DESCRIPTION OF THE TASK: All of the records are to be reproduced exactly.

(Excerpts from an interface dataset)
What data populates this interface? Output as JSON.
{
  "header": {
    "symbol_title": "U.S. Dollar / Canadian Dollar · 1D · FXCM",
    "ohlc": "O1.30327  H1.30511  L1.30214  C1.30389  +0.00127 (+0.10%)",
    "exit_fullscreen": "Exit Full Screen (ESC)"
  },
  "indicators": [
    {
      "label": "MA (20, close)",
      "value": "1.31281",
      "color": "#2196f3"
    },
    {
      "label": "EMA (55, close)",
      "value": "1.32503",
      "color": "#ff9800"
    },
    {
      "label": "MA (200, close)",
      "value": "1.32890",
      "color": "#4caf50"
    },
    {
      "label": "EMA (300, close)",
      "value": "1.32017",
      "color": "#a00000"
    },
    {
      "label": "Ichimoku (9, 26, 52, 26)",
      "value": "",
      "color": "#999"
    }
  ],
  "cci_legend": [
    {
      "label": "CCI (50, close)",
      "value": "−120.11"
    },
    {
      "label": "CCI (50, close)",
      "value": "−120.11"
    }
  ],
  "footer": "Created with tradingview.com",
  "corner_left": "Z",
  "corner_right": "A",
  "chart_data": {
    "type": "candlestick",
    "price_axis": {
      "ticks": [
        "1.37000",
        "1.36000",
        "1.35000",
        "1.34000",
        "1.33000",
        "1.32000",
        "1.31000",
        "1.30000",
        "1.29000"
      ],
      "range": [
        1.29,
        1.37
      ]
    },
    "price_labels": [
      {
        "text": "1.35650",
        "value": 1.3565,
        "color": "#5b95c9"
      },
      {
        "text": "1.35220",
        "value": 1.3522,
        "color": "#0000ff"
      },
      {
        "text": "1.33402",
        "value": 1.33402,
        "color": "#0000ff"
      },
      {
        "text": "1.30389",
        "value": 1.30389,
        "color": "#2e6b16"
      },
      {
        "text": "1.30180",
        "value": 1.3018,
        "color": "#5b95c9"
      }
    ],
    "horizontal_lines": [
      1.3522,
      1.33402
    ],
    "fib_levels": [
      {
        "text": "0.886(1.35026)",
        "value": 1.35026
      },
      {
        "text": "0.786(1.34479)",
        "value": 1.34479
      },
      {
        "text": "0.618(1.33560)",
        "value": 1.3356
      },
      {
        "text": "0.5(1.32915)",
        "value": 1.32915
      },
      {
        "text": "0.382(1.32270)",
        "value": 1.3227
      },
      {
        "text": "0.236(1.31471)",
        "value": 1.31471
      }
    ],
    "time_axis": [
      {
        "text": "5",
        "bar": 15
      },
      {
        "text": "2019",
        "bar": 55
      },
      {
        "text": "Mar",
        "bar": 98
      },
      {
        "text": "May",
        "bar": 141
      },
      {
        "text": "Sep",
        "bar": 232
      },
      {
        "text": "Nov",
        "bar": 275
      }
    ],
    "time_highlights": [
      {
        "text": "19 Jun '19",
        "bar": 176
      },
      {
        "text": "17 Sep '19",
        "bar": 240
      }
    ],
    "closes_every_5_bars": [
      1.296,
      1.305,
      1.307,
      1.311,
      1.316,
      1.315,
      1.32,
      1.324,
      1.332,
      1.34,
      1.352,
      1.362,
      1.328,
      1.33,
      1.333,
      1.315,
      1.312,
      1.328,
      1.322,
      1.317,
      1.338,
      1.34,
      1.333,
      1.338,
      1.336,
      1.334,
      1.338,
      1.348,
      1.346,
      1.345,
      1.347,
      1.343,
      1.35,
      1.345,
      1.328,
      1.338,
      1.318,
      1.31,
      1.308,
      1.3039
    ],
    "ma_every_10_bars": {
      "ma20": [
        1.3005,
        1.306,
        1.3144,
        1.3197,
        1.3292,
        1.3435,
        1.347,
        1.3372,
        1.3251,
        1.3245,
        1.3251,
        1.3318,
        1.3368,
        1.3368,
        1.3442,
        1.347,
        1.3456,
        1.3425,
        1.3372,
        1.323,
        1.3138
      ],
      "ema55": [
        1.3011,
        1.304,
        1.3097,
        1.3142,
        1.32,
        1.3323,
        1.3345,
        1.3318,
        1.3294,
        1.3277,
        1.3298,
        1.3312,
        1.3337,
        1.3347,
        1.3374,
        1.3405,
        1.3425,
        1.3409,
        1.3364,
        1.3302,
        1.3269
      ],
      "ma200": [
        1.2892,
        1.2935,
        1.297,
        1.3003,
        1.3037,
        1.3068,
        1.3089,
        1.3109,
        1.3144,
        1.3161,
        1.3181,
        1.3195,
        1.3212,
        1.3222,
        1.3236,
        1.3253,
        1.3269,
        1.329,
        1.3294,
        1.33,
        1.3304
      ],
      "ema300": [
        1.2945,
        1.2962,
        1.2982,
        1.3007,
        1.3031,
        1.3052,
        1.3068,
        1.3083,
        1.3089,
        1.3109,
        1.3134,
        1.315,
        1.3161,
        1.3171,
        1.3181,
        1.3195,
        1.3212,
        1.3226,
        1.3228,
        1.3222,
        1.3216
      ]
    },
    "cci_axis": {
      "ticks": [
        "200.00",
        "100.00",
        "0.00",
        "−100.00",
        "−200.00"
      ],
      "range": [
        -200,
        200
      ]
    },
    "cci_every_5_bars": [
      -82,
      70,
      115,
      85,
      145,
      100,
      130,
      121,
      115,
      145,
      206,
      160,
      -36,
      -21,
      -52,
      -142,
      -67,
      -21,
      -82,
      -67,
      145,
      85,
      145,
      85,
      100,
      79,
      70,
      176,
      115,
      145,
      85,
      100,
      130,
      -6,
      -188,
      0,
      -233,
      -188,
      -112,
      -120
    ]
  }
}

RESPONSE:
What data populates this interface? Output as JSON.
{
  "header": {
    "symbol_title": "U.S. Dollar / Canadian Dollar · 1D · FXCM",
    "ohlc": "O1.30327  H1.30511  L1.30214  C1.30389  +0.00127 (+0.10%)",
    "exit_fullscreen": "Exit Full Screen (ESC)"
  },
  "indicators": [
    {
      "label": "MA (20, close)",
      "value": "1.31281",
      "color": "#2196f3"
    },
    {
      "label": "EMA (55, close)",
      "value": "1.32503",
      "color": "#ff9800"
    },
    {
      "label": "MA (200, close)",
      "value": "1.32890",
      "color": "#4caf50"
    },
    {
      "label": "EMA (300, close)",
      "value": "1.32017",
      "color": "#a00000"
    },
    {
      "label": "Ichimoku (9, 26, 52, 26)",
      "value": "",
      "color": "#999"
    }
  ],
  "cci_legend": [
    {
      "label": "CCI (50, close)",
      "value": "−120.11"
    },
    {
      "label": "CCI (50, close)",
      "value": "−120.11"
    }
  ],
  "footer": "Created with tradingview.com",
  "corner_left": "Z",
  "corner_right": "A",
  "chart_data": {
    "type": "candlestick",
    "price_axis": {
      "ticks": [
        "1.37000",
        "1.36000",
        "1.35000",
        "1.34000",
        "1.33000",
        "1.32000",
        "1.31000",
        "1.30000",
        "1.29000"
      ],
      "range": [
        1.29,
        1.37
      ]
    },
    "price_labels": [
      {
        "text": "1.35650",
        "value": 1.3565,
        "color": "#5b95c9"
      },
      {
        "text": "1.35220",
        "value": 1.3522,
        "color": "#0000ff"
      },
      {
        "text": "1.33402",
        "value": 1.33402,
        "color": "#0000ff"
      },
      {
        "text": "1.30389",
        "value": 1.30389,
        "color": "#2e6b16"
      },
      {
        "text": "1.30180",
        "value": 1.3018,
        "color": "#5b95c9"
      }
    ],
    "horizontal_lines": [
      1.3522,
      1.33402
    ],
    "fib_levels": [
      {
        "text": "0.886(1.35026)",
        "value": 1.35026
      },
      {
        "text": "0.786(1.34479)",
        "value": 1.34479
      },
      {
        "text": "0.618(1.33560)",
        "value": 1.3356
      },
      {
        "text": "0.5(1.32915)",
        "value": 1.32915
      },
      {
        "text": "0.382(1.32270)",
        "value": 1.3227
      },
      {
        "text": "0.236(1.31471)",
        "value": 1.31471
      }
    ],
    "time_axis": [
      {
        "text": "5",
        "bar": 15
      },
      {
        "text": "2019",
        "bar": 55
      },
      {
        "text": "Mar",
        "bar": 98
      },
      {
        "text": "May",
        "bar": 141
      },
      {
        "text": "Sep",
        "bar": 232
      },
      {
        "text": "Nov",
        "bar": 275
      }
    ],
    "time_highlights": [
      {
        "text": "19 Jun '19",
        "bar": 176
      },
      {
        "text": "17 Sep '19",
        "bar": 240
      }
    ],
    "closes_every_5_bars": [
      1.296,
      1.305,
      1.307,
      1.311,
      1.316,
      1.315,
      1.32,
      1.324,
      1.332,
      1.34,
      1.352,
      1.362,
      1.328,
      1.33,
      1.333,
      1.315,
      1.312,
      1.328,
      1.322,
      1.317,
      1.338,
      1.34,
      1.333,
      1.338,
      1.336,
      1.334,
      1.338,
      1.348,
      1.346,
      1.345,
      1.347,
      1.343,
      1.35,
      1.345,
      1.328,
      1.338,
      1.318,
      1.31,
      1.308,
      1.3039
    ],
    "ma_every_10_bars": {
      "ma20": [
        1.3005,
        1.306,
        1.3144,
        1.3197,
        1.3292,
        1.3435,
        1.347,
        1.3372,
        1.3251,
        1.3245,
        1.3251,
        1.3318,
        1.3368,
        1.3368,
        1.3442,
        1.347,
        1.3456,
        1.3425,
        1.3372,
        1.323,
        1.3138
      ],
      "ema55": [
        1.3011,
        1.304,
        1.3097,
        1.3142,
        1.32,
        1.3323,
        1.3345,
        1.3318,
        1.3294,
        1.3277,
        1.3298,
        1.3312,
        1.3337,
        1.3347,
        1.3374,
        1.3405,
        1.3425,
        1.3409,
        1.3364,
        1.3302,
        1.3269
      ],
      "ma200": [
        1.2892,
        1.2935,
        1.297,
        1.3003,
        1.3037,
        1.3068,
        1.3089,
        1.3109,
        1.3144,
        1.3161,
        1.3181,
        1.3195,
        1.3212,
        1.3222,
        1.3236,
        1.3253,
        1.3269,
        1.329,
        1.3294,
        1.33,
        1.3304
      ],
      "ema300": [
        1.2945,
        1.2962,
        1.2982,
        1.3007,
        1.3031,
        1.3052,
        1.3068,
        1.3083,
        1.3089,
        1.3109,
        1.3134,
        1.315,
        1.3161,
        1.3171,
        1.3181,
        1.3195,
        1.3212,
        1.3226,
        1.3228,
        1.3222,
        1.3216
      ]
    },
    "cci_axis": {
      "ticks": [
        "200.00",
        "100.00",
        "0.00",
        "−100.00",
        "−200.00"
      ],
      "range": [
        -200,
        200
      ]
    },
    "cci_every_5_bars": [
      -82,
      70,
      115,
      85,
      145,
      100,
      130,
      121,
      115,
      145,
      206,
      160,
      -36,
      -21,
      -52,
      -142,
      -67,
      -21,
      -82,
      -67,
      145,
      85,
      145,
      85,
      100,
      79,
      70,
      176,
      115,
      145,
      85,
      100,
      130,
      -6,
      -188,
      0,
      -233,
      -188,
      -112,
      -120
    ]
  }
}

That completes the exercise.